BEGIN SOURCE MATERIAL

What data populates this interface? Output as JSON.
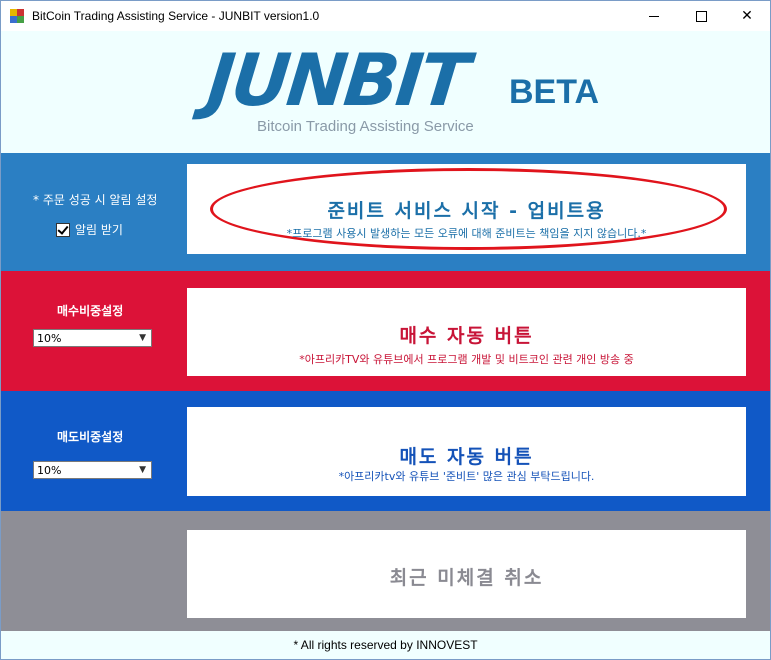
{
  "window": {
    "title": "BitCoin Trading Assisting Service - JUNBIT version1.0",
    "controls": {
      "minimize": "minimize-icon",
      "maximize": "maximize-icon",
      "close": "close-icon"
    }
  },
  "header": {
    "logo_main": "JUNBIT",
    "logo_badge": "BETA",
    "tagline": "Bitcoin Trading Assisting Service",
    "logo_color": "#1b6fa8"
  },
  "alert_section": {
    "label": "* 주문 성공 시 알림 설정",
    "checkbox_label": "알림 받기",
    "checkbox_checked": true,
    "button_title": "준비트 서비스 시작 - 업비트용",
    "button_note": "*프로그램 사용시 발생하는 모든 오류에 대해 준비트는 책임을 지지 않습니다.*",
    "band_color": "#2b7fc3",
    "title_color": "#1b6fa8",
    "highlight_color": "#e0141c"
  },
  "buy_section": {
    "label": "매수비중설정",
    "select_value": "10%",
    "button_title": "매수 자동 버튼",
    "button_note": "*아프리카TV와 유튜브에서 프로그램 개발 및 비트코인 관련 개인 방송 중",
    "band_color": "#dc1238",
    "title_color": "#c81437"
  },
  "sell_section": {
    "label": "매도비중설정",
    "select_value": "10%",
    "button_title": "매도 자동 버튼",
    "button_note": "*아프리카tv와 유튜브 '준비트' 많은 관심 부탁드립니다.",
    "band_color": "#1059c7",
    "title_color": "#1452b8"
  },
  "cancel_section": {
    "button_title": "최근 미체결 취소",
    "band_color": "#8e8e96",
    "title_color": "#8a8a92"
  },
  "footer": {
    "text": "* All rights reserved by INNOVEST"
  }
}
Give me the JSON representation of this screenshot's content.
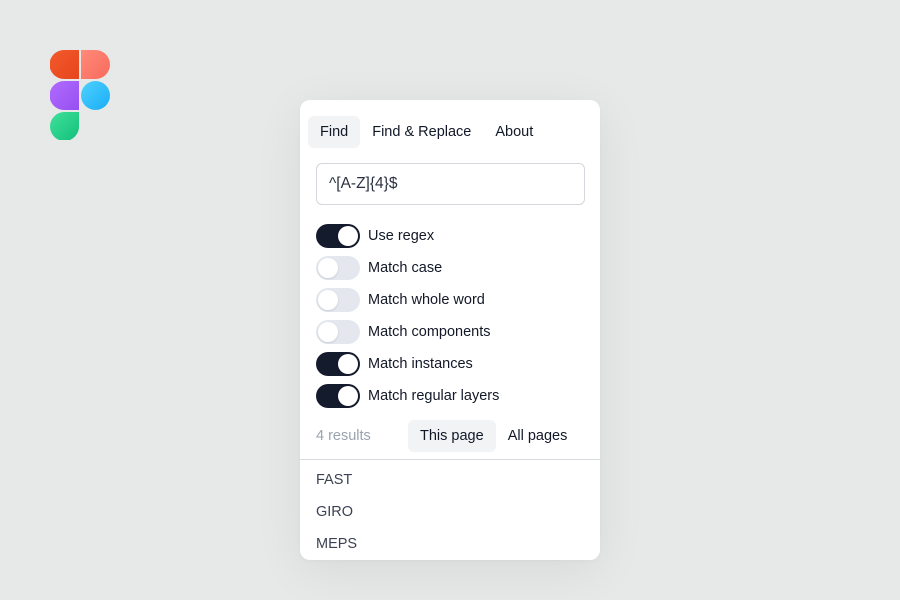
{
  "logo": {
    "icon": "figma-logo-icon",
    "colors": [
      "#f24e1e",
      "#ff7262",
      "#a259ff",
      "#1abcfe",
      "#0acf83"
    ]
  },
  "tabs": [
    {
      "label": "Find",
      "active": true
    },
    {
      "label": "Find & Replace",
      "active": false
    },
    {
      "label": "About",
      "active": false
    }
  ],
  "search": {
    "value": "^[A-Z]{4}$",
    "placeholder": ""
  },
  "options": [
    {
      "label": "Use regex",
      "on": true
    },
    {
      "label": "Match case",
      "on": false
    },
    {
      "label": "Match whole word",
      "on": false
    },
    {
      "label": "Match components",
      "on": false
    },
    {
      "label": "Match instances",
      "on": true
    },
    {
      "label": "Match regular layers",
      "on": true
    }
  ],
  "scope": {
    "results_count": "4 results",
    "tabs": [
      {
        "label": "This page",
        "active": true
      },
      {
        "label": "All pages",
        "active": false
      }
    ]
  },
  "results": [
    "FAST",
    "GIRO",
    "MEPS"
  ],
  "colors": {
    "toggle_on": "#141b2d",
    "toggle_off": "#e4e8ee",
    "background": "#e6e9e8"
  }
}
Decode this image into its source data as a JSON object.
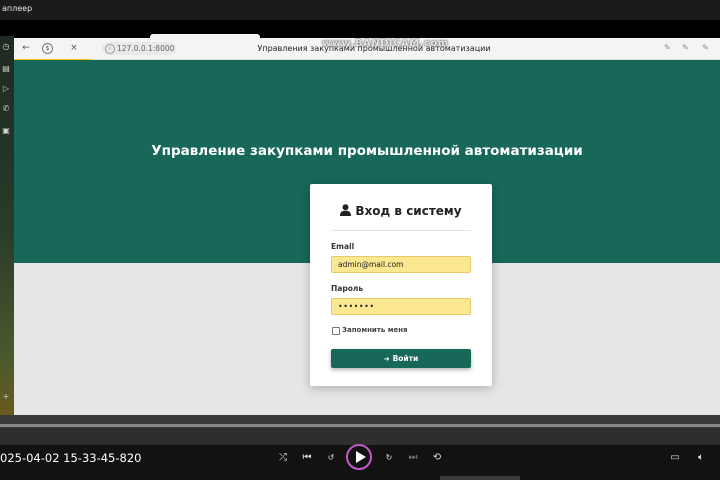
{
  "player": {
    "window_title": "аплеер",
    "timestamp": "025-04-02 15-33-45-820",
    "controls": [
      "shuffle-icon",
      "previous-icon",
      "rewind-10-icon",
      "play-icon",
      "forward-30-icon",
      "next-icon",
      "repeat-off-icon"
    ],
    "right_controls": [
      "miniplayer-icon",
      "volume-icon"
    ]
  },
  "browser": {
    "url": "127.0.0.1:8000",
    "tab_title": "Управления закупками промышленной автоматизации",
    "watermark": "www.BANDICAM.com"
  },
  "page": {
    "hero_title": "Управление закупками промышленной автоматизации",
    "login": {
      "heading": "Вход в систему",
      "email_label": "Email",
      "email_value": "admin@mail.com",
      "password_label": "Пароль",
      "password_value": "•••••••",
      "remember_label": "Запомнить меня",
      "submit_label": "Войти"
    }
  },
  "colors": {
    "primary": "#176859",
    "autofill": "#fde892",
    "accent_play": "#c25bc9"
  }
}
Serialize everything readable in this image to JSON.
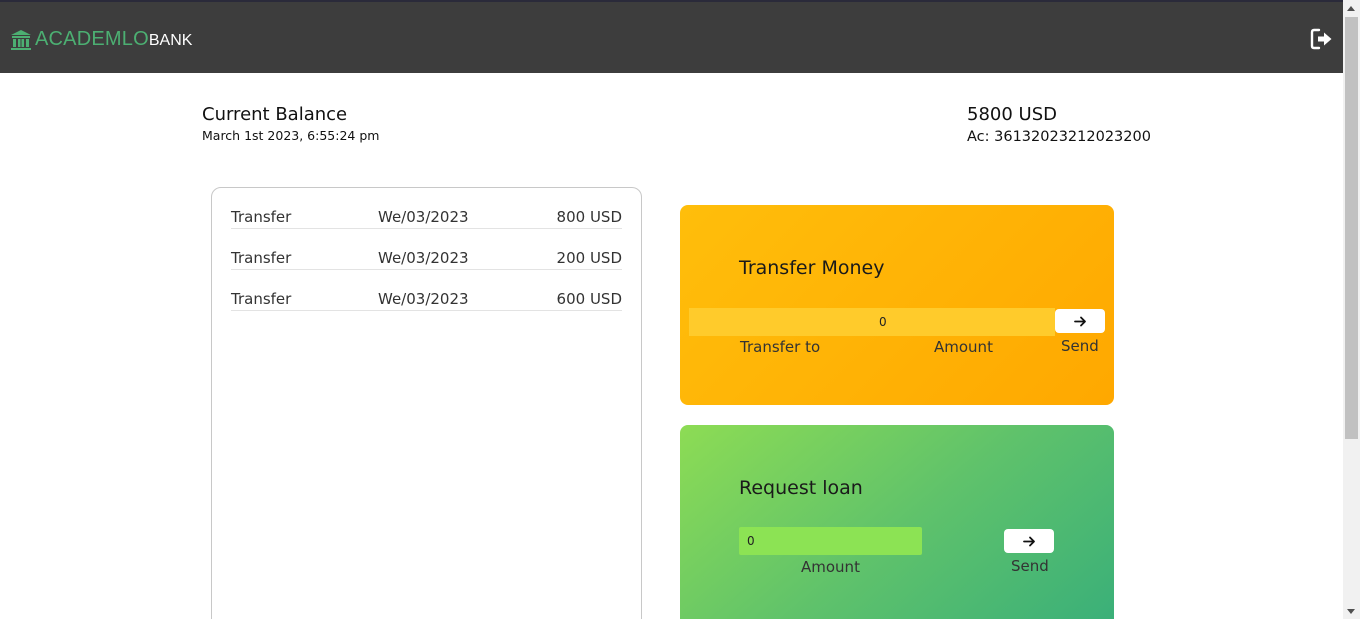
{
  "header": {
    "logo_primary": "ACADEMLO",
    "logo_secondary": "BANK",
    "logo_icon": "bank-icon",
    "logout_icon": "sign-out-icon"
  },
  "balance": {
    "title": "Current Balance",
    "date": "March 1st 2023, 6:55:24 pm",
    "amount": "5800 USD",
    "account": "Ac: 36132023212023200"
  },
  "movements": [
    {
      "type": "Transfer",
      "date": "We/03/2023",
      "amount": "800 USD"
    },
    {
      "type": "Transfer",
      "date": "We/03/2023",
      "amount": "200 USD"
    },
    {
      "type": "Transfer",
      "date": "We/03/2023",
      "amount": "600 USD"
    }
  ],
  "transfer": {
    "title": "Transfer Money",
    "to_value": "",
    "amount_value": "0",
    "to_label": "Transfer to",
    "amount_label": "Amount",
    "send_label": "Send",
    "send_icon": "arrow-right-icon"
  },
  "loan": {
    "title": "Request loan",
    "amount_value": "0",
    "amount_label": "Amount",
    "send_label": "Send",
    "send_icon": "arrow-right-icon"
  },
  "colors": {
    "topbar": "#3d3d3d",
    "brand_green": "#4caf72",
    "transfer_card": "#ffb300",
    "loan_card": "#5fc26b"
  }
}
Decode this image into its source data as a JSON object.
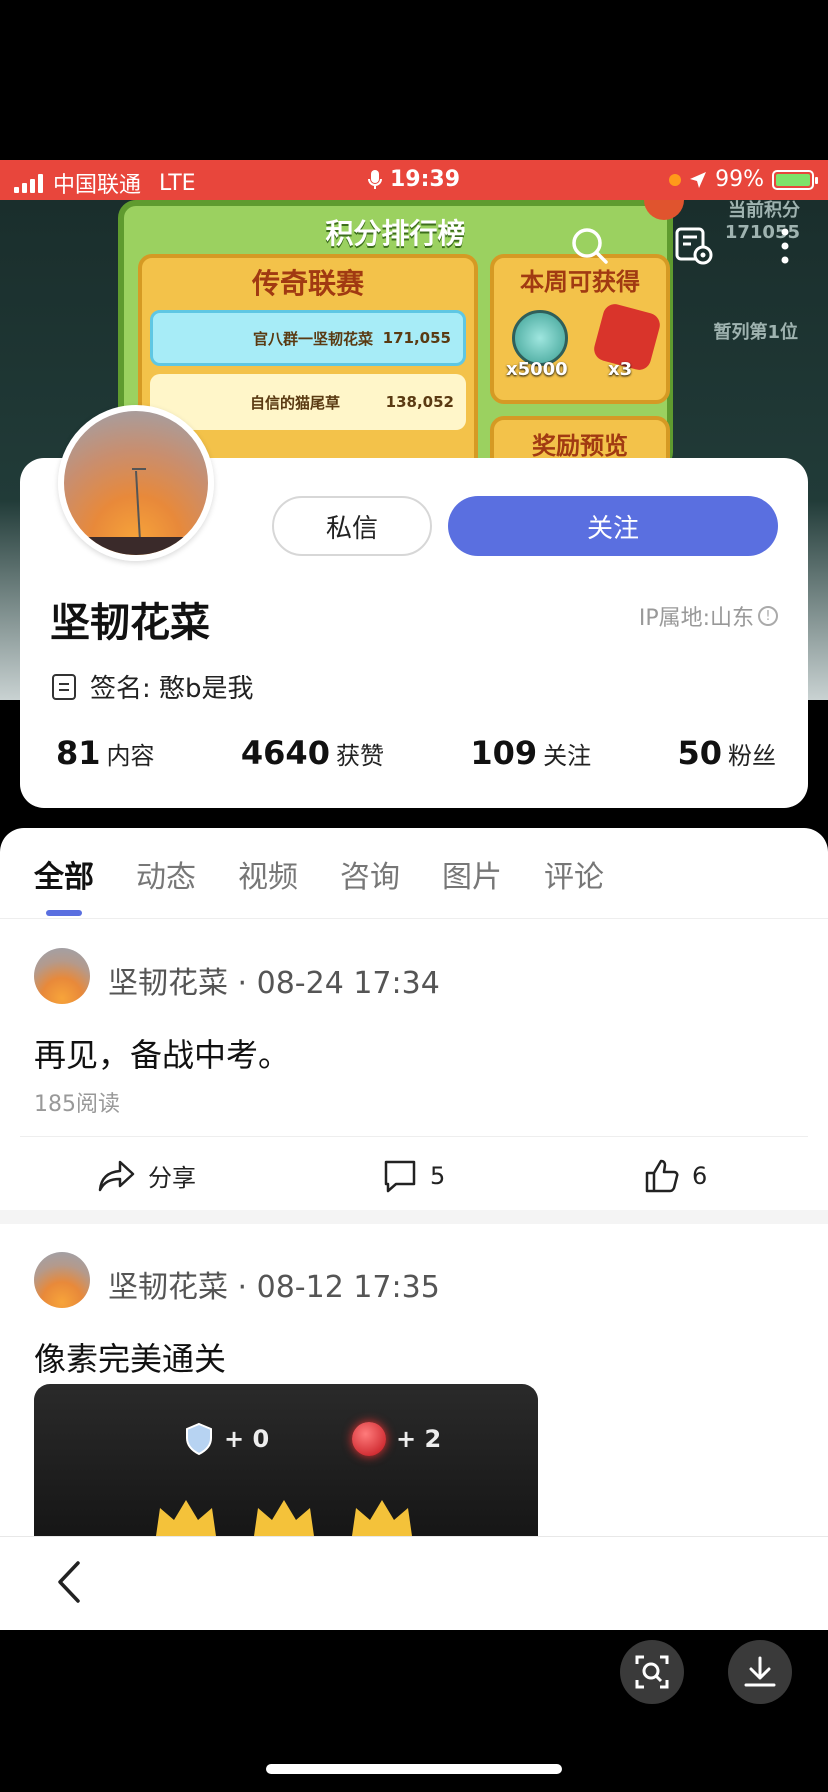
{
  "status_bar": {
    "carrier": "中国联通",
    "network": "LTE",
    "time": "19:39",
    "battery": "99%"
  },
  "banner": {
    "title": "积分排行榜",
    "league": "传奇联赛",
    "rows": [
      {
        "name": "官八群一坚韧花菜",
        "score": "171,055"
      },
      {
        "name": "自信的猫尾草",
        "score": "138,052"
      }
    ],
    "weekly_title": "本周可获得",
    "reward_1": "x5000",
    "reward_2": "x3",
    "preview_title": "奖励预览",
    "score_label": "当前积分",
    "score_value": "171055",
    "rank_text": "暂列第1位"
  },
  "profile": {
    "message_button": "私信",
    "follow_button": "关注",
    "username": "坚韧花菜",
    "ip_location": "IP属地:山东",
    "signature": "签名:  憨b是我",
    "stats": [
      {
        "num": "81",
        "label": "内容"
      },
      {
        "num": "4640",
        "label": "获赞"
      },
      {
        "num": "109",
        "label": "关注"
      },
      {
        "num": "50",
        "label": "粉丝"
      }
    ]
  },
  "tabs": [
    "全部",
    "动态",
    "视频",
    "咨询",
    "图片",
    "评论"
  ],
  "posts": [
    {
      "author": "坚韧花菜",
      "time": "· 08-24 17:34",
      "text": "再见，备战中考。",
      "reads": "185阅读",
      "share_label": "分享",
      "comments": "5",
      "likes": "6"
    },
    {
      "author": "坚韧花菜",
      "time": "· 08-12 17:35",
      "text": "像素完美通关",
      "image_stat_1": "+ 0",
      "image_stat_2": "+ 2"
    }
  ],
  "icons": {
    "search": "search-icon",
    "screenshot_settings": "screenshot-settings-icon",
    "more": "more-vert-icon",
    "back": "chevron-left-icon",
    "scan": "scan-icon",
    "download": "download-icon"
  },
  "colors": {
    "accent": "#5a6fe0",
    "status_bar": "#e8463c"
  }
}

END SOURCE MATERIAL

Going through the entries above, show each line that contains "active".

• [REPLY TO THE EXERCISE]:
      "active": true
      "active": false
      "active": false
        "active": true
        "active": false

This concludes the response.